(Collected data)
-- -- --
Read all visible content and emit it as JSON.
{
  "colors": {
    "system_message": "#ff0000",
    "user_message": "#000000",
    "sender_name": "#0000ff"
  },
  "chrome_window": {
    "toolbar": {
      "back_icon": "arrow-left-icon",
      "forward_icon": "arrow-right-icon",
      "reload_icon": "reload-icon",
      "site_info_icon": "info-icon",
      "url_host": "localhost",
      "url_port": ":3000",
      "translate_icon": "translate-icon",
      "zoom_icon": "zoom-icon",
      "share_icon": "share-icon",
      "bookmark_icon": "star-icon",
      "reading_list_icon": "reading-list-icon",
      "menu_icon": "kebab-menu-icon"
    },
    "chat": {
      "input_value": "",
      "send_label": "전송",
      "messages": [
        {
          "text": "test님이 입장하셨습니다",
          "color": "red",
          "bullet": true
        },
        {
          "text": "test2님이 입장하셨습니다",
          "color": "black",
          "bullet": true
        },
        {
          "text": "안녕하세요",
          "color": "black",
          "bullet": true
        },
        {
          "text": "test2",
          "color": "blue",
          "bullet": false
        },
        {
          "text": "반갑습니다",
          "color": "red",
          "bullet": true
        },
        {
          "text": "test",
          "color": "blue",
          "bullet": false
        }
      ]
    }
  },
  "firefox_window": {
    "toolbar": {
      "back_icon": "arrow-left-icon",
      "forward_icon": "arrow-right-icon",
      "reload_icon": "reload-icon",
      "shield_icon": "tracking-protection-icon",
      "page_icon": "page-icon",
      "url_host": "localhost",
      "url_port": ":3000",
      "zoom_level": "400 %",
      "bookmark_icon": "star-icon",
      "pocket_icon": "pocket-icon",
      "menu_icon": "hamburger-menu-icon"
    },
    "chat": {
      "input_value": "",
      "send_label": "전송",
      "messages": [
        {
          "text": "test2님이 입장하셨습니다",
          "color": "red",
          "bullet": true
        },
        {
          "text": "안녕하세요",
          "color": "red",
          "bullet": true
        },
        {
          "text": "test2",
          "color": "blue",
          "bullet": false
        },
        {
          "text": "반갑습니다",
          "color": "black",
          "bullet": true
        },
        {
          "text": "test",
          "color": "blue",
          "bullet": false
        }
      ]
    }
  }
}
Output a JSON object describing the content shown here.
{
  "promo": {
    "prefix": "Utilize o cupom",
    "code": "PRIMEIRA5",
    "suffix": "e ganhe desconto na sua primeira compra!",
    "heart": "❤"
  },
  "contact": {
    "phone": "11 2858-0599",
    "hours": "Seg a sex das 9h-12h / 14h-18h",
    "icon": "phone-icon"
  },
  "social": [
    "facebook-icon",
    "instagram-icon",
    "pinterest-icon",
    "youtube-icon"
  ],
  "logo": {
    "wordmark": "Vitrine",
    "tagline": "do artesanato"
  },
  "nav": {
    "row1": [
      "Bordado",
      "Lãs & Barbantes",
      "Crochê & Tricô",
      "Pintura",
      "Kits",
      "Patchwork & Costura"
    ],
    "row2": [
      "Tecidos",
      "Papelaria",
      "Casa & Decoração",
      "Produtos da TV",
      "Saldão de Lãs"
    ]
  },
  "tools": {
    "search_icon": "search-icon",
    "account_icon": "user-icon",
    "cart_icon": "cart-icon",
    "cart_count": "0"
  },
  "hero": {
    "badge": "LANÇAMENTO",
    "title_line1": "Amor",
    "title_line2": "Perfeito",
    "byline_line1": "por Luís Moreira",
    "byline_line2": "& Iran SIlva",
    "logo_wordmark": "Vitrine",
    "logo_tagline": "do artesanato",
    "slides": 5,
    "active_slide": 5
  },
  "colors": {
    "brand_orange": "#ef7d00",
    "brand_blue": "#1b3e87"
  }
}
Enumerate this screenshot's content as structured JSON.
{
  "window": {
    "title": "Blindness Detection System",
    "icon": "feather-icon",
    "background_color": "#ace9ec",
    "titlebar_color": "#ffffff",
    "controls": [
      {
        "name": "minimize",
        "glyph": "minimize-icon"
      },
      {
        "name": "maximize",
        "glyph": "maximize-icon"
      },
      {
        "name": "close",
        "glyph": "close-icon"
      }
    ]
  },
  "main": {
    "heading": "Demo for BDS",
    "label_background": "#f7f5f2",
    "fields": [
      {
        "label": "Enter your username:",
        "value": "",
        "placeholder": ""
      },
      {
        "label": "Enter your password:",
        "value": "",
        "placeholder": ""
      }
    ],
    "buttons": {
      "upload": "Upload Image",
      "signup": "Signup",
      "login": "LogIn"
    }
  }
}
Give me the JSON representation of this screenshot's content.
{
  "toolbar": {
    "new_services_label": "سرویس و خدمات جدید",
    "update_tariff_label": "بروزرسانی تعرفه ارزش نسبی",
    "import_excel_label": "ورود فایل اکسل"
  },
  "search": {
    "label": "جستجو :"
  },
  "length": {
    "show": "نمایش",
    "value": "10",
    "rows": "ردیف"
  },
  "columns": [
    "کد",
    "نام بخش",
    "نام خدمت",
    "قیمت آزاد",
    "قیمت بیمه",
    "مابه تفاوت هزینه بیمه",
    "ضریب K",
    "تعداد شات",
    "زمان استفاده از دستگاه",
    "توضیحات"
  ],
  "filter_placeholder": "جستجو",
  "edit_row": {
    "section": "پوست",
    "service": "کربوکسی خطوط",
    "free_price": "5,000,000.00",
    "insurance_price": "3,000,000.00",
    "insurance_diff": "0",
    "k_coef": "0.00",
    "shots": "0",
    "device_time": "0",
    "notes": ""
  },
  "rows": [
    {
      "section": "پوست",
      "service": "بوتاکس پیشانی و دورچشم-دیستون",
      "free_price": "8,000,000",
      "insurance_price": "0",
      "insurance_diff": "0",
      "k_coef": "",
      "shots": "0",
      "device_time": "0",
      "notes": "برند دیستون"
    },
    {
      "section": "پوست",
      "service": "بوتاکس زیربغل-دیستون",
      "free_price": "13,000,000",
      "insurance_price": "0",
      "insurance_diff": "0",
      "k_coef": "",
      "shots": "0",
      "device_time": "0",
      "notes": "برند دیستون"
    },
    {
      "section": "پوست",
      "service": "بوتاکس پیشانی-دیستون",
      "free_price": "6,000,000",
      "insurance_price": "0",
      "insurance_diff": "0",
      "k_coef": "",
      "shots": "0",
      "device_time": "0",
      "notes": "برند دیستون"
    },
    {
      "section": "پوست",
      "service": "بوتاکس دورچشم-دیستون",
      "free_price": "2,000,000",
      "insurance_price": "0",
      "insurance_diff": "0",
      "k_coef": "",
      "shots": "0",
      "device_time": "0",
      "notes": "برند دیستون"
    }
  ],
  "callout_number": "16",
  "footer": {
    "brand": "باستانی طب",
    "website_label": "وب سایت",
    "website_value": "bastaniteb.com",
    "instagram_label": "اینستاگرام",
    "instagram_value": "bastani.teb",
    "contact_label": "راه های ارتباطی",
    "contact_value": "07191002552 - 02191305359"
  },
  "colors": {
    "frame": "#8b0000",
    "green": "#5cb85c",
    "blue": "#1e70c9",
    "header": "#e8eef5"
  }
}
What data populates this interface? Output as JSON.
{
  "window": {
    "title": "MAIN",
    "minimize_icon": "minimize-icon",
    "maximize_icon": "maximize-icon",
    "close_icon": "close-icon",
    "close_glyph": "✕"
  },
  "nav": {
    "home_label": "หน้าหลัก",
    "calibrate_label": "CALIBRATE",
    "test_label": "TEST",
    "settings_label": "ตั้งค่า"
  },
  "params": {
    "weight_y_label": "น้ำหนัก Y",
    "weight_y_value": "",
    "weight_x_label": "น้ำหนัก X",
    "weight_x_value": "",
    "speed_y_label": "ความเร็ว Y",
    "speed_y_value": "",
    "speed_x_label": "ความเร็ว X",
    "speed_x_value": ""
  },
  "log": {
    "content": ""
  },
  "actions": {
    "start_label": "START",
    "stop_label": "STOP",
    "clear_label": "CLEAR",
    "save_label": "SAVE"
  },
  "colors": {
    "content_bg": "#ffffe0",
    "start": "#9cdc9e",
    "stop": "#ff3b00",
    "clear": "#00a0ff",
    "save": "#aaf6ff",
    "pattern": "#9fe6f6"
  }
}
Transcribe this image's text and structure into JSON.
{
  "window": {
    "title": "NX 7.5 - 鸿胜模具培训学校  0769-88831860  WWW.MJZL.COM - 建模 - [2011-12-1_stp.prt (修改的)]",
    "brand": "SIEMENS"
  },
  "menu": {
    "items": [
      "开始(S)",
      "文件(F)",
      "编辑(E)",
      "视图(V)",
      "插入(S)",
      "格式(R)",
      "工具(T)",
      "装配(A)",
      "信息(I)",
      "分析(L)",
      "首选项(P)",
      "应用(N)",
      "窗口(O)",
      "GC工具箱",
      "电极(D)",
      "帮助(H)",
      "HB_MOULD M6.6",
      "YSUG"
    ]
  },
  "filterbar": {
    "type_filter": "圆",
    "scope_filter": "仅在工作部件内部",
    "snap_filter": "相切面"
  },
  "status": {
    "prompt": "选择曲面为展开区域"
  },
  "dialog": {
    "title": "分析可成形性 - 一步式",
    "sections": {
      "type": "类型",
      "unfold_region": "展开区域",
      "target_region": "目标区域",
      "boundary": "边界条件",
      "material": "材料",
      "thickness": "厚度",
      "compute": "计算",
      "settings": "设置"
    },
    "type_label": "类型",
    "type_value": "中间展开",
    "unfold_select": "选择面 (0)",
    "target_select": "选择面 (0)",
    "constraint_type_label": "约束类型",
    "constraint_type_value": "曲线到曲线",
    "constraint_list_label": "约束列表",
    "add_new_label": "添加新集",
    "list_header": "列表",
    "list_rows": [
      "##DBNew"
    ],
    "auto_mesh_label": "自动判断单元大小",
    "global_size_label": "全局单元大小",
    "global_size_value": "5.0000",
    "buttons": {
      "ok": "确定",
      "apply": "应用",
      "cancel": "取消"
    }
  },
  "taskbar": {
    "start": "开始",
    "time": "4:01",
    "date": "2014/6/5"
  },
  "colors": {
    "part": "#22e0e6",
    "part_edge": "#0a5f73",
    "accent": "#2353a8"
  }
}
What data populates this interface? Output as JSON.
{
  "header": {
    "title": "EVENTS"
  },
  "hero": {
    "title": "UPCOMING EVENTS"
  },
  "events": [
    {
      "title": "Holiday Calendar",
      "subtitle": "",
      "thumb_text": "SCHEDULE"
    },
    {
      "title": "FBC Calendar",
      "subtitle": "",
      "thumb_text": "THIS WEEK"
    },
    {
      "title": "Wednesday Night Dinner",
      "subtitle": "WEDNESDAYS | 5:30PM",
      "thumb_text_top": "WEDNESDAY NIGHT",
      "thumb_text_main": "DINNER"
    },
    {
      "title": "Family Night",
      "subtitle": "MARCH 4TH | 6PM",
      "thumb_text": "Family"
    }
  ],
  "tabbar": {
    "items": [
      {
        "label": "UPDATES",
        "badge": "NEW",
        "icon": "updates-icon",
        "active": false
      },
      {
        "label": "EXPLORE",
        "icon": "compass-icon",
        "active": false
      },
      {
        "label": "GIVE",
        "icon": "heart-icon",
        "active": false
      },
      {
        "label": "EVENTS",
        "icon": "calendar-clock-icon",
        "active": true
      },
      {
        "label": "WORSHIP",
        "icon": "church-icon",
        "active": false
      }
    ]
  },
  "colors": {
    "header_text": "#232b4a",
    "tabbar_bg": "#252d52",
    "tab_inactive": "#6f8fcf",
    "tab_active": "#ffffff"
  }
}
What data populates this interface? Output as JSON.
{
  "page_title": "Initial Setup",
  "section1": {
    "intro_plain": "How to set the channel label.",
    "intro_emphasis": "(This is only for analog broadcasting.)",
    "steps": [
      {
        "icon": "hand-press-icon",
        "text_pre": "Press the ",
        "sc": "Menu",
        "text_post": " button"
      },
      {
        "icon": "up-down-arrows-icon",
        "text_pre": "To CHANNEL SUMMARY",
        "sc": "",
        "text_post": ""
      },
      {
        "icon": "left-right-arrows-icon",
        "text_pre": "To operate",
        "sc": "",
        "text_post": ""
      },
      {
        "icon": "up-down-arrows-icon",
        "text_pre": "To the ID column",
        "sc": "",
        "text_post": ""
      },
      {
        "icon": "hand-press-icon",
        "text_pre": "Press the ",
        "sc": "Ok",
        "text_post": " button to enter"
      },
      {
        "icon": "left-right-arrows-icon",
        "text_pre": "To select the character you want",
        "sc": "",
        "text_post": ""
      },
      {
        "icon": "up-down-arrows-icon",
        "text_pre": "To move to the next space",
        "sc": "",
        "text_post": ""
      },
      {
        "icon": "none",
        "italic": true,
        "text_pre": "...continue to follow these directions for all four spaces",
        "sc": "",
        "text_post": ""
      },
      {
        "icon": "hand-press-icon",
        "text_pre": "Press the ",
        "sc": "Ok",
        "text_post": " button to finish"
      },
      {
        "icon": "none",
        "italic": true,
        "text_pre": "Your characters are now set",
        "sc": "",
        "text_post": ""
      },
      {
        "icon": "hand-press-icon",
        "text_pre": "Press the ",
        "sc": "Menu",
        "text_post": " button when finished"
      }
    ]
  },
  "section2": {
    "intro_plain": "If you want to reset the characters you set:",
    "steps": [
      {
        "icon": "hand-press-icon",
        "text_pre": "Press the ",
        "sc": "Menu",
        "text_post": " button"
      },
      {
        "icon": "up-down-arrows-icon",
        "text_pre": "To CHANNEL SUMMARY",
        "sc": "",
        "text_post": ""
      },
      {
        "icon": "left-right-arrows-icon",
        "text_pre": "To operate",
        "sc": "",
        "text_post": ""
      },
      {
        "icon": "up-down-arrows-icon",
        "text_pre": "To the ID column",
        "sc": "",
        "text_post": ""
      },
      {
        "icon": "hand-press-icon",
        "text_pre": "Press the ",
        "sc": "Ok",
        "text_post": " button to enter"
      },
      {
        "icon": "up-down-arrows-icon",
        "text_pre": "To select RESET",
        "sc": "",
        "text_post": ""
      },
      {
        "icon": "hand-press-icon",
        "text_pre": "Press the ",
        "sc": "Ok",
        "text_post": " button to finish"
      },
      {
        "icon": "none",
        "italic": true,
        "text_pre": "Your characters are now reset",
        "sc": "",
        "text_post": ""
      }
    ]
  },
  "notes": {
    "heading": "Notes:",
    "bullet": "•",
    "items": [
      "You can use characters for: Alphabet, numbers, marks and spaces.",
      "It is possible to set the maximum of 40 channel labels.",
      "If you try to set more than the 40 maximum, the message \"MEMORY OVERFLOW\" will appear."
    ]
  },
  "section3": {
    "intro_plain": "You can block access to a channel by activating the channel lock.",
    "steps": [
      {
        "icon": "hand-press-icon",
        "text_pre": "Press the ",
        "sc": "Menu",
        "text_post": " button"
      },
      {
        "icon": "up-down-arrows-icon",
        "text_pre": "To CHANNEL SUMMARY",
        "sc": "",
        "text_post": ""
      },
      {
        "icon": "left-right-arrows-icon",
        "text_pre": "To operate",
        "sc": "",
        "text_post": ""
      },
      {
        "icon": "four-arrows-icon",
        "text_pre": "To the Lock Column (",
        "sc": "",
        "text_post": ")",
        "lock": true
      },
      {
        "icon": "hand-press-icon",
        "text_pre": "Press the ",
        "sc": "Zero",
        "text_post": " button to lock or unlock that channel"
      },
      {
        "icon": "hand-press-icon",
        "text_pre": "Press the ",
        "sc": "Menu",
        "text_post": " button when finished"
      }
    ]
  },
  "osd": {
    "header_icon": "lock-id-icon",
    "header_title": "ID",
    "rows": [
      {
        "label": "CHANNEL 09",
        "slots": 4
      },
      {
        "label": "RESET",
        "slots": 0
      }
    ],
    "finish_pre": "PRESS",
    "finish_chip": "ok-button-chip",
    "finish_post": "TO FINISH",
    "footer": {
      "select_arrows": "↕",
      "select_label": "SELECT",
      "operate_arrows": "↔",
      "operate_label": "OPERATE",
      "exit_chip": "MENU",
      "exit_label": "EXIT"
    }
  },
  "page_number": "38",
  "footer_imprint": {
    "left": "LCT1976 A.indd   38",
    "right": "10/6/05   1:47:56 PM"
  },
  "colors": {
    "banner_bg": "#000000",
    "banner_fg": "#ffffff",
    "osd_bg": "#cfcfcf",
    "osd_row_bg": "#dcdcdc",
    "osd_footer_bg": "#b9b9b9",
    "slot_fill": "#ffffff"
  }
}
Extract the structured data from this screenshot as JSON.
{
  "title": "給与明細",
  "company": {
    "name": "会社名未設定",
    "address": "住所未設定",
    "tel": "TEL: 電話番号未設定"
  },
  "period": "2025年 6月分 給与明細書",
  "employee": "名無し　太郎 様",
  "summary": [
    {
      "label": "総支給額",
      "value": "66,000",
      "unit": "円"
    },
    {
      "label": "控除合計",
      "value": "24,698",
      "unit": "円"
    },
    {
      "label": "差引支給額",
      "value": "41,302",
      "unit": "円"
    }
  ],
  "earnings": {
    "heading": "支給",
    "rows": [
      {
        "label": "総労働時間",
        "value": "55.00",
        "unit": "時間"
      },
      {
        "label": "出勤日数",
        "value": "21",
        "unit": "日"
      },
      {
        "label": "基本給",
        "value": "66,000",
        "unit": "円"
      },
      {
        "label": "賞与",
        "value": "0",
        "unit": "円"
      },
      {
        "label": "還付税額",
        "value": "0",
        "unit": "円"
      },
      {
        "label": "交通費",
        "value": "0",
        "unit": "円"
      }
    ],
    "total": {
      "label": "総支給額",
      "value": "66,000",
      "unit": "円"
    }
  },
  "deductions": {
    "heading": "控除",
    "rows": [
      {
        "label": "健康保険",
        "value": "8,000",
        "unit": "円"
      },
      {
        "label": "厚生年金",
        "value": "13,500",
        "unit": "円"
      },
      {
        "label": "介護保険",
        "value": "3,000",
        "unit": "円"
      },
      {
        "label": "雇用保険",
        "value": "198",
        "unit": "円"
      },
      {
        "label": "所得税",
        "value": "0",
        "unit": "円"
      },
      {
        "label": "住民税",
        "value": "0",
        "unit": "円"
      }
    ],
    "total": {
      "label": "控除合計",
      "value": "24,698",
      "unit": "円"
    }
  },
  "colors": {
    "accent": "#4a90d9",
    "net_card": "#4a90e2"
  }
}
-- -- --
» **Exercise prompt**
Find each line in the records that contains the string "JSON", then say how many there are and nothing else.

» **Response**
9